━━━━━ Provided data ━━━━━

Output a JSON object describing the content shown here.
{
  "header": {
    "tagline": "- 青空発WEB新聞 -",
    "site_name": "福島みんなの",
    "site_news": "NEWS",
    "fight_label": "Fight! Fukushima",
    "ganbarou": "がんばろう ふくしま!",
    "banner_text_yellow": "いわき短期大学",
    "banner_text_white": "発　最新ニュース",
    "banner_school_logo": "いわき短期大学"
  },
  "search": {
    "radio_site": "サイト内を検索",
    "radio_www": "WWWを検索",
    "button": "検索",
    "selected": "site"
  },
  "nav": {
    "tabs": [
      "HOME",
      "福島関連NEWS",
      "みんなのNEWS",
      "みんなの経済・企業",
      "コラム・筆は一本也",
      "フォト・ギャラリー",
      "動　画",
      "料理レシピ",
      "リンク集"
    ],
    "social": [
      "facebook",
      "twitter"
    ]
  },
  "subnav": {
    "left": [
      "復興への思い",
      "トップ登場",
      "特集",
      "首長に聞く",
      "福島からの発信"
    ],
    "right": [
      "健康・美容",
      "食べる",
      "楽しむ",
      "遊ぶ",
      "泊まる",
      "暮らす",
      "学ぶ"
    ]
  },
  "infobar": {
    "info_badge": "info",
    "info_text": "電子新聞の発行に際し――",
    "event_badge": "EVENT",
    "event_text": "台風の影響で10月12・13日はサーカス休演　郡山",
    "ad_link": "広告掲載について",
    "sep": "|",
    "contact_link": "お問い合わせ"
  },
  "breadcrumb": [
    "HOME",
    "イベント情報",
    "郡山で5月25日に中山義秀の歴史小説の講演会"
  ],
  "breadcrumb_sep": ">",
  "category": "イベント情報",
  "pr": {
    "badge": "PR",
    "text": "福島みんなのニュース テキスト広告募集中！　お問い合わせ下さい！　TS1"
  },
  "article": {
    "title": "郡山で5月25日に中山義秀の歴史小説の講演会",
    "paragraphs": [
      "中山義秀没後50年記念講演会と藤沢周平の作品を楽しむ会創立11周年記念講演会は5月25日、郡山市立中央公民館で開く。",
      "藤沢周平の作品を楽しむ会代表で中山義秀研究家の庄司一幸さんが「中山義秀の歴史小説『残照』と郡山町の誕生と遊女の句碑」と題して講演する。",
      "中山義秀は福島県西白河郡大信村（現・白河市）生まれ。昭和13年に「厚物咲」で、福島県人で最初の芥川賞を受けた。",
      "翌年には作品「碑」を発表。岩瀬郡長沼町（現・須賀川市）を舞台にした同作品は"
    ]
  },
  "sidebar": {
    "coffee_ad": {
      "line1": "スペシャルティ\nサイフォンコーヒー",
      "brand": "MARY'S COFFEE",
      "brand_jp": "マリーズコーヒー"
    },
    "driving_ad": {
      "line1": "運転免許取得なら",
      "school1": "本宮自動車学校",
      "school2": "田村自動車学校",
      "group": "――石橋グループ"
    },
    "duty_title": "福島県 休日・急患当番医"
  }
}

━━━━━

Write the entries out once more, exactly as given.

Output a JSON object describing the content shown here.
{
  "header": {
    "tagline": "- 青空発WEB新聞 -",
    "site_name": "福島みんなの",
    "site_news": "NEWS",
    "fight_label": "Fight! Fukushima",
    "ganbarou": "がんばろう ふくしま!",
    "banner_text_yellow": "いわき短期大学",
    "banner_text_white": "発　最新ニュース",
    "banner_school_logo": "いわき短期大学"
  },
  "search": {
    "radio_site": "サイト内を検索",
    "radio_www": "WWWを検索",
    "button": "検索",
    "selected": "site"
  },
  "nav": {
    "tabs": [
      "HOME",
      "福島関連NEWS",
      "みんなのNEWS",
      "みんなの経済・企業",
      "コラム・筆は一本也",
      "フォト・ギャラリー",
      "動　画",
      "料理レシピ",
      "リンク集"
    ],
    "social": [
      "facebook",
      "twitter"
    ]
  },
  "subnav": {
    "left": [
      "復興への思い",
      "トップ登場",
      "特集",
      "首長に聞く",
      "福島からの発信"
    ],
    "right": [
      "健康・美容",
      "食べる",
      "楽しむ",
      "遊ぶ",
      "泊まる",
      "暮らす",
      "学ぶ"
    ]
  },
  "infobar": {
    "info_badge": "info",
    "info_text": "電子新聞の発行に際し――",
    "event_badge": "EVENT",
    "event_text": "台風の影響で10月12・13日はサーカス休演　郡山",
    "ad_link": "広告掲載について",
    "sep": "|",
    "contact_link": "お問い合わせ"
  },
  "breadcrumb": [
    "HOME",
    "イベント情報",
    "郡山で5月25日に中山義秀の歴史小説の講演会"
  ],
  "breadcrumb_sep": ">",
  "category": "イベント情報",
  "pr": {
    "badge": "PR",
    "text": "福島みんなのニュース テキスト広告募集中！　お問い合わせ下さい！　TS1"
  },
  "article": {
    "title": "郡山で5月25日に中山義秀の歴史小説の講演会",
    "paragraphs": [
      "中山義秀没後50年記念講演会と藤沢周平の作品を楽しむ会創立11周年記念講演会は5月25日、郡山市立中央公民館で開く。",
      "藤沢周平の作品を楽しむ会代表で中山義秀研究家の庄司一幸さんが「中山義秀の歴史小説『残照』と郡山町の誕生と遊女の句碑」と題して講演する。",
      "中山義秀は福島県西白河郡大信村（現・白河市）生まれ。昭和13年に「厚物咲」で、福島県人で最初の芥川賞を受けた。",
      "翌年には作品「碑」を発表。岩瀬郡長沼町（現・須賀川市）を舞台にした同作品は"
    ]
  },
  "sidebar": {
    "coffee_ad": {
      "line1": "スペシャルティ\nサイフォンコーヒー",
      "brand": "MARY'S COFFEE",
      "brand_jp": "マリーズコーヒー"
    },
    "driving_ad": {
      "line1": "運転免許取得なら",
      "school1": "本宮自動車学校",
      "school2": "田村自動車学校",
      "group": "――石橋グループ"
    },
    "duty_title": "福島県 休日・急患当番医"
  }
}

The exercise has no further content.